What is required:
Write back every record verbatim.

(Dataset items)
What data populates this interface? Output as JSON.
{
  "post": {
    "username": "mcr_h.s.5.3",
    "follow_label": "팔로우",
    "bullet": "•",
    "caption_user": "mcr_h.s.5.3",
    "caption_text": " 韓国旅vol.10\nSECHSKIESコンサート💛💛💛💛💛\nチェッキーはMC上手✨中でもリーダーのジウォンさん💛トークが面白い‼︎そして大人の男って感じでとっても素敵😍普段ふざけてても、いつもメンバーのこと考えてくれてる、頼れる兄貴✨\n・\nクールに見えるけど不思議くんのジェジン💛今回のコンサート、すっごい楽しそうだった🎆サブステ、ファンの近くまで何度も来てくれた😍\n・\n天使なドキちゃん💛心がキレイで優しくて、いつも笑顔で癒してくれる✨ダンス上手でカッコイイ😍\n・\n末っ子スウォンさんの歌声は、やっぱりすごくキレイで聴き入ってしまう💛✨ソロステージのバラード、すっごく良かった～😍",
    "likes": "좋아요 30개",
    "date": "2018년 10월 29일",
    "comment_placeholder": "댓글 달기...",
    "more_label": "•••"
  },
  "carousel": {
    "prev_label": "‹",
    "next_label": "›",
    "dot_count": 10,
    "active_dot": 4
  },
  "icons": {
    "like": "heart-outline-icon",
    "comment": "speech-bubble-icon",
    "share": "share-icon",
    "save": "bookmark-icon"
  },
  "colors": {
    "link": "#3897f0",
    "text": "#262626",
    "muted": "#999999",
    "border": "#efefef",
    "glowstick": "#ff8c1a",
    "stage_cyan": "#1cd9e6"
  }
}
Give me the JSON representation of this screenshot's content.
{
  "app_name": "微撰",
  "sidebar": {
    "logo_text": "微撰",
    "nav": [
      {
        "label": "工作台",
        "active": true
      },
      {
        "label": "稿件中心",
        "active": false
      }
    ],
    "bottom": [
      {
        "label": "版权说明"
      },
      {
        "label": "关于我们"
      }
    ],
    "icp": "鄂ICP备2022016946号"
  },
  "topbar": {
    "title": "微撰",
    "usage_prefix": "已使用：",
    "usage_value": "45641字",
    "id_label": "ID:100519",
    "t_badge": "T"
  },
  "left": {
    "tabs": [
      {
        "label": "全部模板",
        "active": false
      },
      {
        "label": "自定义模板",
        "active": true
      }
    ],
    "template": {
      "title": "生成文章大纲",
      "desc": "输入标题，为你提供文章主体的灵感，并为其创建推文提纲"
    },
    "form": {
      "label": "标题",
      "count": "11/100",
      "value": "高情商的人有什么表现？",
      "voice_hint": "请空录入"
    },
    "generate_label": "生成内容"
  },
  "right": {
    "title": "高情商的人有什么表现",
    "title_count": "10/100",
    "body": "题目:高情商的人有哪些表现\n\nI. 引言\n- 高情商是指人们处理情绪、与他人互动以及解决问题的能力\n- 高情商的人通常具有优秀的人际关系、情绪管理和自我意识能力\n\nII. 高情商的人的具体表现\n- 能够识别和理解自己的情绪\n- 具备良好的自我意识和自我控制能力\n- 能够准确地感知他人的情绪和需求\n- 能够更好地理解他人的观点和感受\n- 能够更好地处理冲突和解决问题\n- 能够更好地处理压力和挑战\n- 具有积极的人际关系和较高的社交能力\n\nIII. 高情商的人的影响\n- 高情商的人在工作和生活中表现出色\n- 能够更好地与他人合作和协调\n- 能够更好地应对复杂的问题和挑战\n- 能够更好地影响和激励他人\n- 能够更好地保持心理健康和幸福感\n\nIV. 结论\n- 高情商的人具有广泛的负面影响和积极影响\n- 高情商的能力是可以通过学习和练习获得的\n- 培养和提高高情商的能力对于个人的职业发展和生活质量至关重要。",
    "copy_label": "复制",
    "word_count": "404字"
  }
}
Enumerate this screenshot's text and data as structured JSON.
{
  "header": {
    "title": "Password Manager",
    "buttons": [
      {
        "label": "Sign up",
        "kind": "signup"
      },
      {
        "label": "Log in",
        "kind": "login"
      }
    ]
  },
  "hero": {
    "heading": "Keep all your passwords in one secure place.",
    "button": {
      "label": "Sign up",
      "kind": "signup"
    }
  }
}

Exercise solution:
What data populates this interface? Output as JSON.
{
  "post": {
    "username": "mcr_h.s.5.3",
    "follow_label": "팔로우",
    "bullet": "•",
    "caption_user": "mcr_h.s.5.3",
    "caption_text": " 韓国旅vol.10\nSECHSKIESコンサート💛💛💛💛💛\nチェッキーはMC上手✨中でもリーダーのジウォンさん💛トークが面白い‼︎そして大人の男って感じでとっても素敵😍普段ふざけてても、いつもメンバーのこと考えてくれてる、頼れる兄貴✨\n・\nクールに見えるけど不思議くんのジェジン💛今回のコンサート、すっごい楽しそうだった🎆サブステ、ファンの近くまで何度も来てくれた😍\n・\n天使なドキちゃん💛心がキレイで優しくて、いつも笑顔で癒してくれる✨ダンス上手でカッコイイ😍\n・\n末っ子スウォンさんの歌声は、やっぱりすごくキレイで聴き入ってしまう💛✨ソロステージのバラード、すっごく良かった～😍",
    "likes": "좋아요 30개",
    "date": "2018년 10월 29일",
    "comment_placeholder": "댓글 달기...",
    "more_label": "•••"
  },
  "carousel": {
    "prev_label": "‹",
    "next_label": "›",
    "dot_count": 10,
    "active_dot": 4
  },
  "icons": {
    "like": "heart-outline-icon",
    "comment": "speech-bubble-icon",
    "share": "share-icon",
    "save": "bookmark-icon"
  },
  "colors": {
    "link": "#3897f0",
    "text": "#262626",
    "muted": "#999999",
    "border": "#efefef",
    "glowstick": "#ff8c1a",
    "stage_cyan": "#1cd9e6"
  }
}
Give me the JSON representation of this screenshot's content.
{
  "app_name": "微撰",
  "sidebar": {
    "logo_text": "微撰",
    "nav": [
      {
        "label": "工作台",
        "active": true
      },
      {
        "label": "稿件中心",
        "active": false
      }
    ],
    "bottom": [
      {
        "label": "版权说明"
      },
      {
        "label": "关于我们"
      }
    ],
    "icp": "鄂ICP备2022016946号"
  },
  "topbar": {
    "title": "微撰",
    "usage_prefix": "已使用：",
    "usage_value": "45641字",
    "id_label": "ID:100519",
    "t_badge": "T"
  },
  "left": {
    "tabs": [
      {
        "label": "全部模板",
        "active": false
      },
      {
        "label": "自定义模板",
        "active": true
      }
    ],
    "template": {
      "title": "生成文章大纲",
      "desc": "输入标题，为你提供文章主体的灵感，并为其创建推文提纲"
    },
    "form": {
      "label": "标题",
      "count": "11/100",
      "value": "高情商的人有什么表现？",
      "voice_hint": "请空录入"
    },
    "generate_label": "生成内容"
  },
  "right": {
    "title": "高情商的人有什么表现",
    "title_count": "10/100",
    "body": "题目:高情商的人有哪些表现\n\nI. 引言\n- 高情商是指人们处理情绪、与他人互动以及解决问题的能力\n- 高情商的人通常具有优秀的人际关系、情绪管理和自我意识能力\n\nII. 高情商的人的具体表现\n- 能够识别和理解自己的情绪\n- 具备良好的自我意识和自我控制能力\n- 能够准确地感知他人的情绪和需求\n- 能够更好地理解他人的观点和感受\n- 能够更好地处理冲突和解决问题\n- 能够更好地处理压力和挑战\n- 具有积极的人际关系和较高的社交能力\n\nIII. 高情商的人的影响\n- 高情商的人在工作和生活中表现出色\n- 能够更好地与他人合作和协调\n- 能够更好地应对复杂的问题和挑战\n- 能够更好地影响和激励他人\n- 能够更好地保持心理健康和幸福感\n\nIV. 结论\n- 高情商的人具有广泛的负面影响和积极影响\n- 高情商的能力是可以通过学习和练习获得的\n- 培养和提高高情商的能力对于个人的职业发展和生活质量至关重要。",
    "copy_label": "复制",
    "word_count": "404字"
  }
}
Enumerate this screenshot's text and data as structured JSON.
{
  "header": {
    "title": "Password Manager",
    "buttons": [
      {
        "label": "Sign up",
        "kind": "signup"
      },
      {
        "label": "Log in",
        "kind": "login"
      }
    ]
  },
  "hero": {
    "heading": "Keep all your passwords in one secure place.",
    "button": {
      "label": "Sign up",
      "kind": "signup"
    }
  }
}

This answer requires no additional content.